Apple, along with Google, Intel and Adobe, has agreed to pay a $415 million settlement to end a class-action lawsuit concerning its hiring practices. Pictured: The Apple logo at an Apple Store in Tokyo. Yuya Shino/Reuters

Apple, Google, Intel and Adobe have collectively agreed to a new settlement worth $415 million that would put an end to a class-action lawsuit that alleges the four companies had illegal agreements to avoid poaching one another's employees, according to reports.

The antitrust lawsuit alleges that by agreeing not to hire one another's employees, the tech companies were able to retain talent without paying higher wages. The four companies had reached a settlement agreement worth $324.5 million with the plaintiffs' lawyers early last year, but it was thrown out by the federal judge overseeing the case after one of the plaintiffs complained the figure was too low.

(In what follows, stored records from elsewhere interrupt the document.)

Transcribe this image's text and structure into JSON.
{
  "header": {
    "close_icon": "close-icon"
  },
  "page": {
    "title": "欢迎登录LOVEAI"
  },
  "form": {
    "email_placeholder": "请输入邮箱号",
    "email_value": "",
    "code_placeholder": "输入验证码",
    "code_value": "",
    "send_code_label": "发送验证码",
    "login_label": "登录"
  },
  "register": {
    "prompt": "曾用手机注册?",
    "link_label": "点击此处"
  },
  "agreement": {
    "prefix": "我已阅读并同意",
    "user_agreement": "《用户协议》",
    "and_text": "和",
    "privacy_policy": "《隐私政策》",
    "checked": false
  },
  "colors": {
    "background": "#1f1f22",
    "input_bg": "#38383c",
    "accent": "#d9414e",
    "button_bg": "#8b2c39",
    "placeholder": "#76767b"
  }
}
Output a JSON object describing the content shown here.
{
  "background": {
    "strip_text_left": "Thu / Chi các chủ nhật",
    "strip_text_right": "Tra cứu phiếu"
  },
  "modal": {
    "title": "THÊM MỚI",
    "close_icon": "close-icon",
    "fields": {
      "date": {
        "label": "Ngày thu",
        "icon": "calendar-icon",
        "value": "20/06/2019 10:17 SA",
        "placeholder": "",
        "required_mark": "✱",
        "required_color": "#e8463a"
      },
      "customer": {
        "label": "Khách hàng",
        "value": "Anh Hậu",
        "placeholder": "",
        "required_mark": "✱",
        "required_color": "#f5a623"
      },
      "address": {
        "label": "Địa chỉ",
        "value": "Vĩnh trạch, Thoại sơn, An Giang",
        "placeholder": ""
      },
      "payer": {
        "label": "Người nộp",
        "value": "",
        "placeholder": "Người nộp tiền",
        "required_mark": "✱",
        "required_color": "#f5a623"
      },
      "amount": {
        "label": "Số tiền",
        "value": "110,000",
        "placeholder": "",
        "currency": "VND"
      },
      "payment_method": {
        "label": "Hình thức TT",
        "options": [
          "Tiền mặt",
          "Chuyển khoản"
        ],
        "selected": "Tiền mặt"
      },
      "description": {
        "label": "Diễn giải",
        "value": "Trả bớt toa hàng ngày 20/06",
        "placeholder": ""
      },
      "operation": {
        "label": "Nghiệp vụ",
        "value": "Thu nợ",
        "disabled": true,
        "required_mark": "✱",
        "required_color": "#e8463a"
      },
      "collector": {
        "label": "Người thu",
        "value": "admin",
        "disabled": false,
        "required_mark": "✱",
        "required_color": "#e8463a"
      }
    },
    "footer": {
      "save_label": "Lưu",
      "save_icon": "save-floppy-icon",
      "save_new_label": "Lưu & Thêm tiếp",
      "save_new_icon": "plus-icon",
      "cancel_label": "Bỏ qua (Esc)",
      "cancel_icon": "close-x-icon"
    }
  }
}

The companies filed the new settlement agreement with the court Tuesday, but it did not include the new figure, which was reported by the New York Times Wednesday. Should the judge accept the new settlement, the 64,000 class-action plaintiffs will likely get a little more than $1,000 each while their lawyers will make out with millions.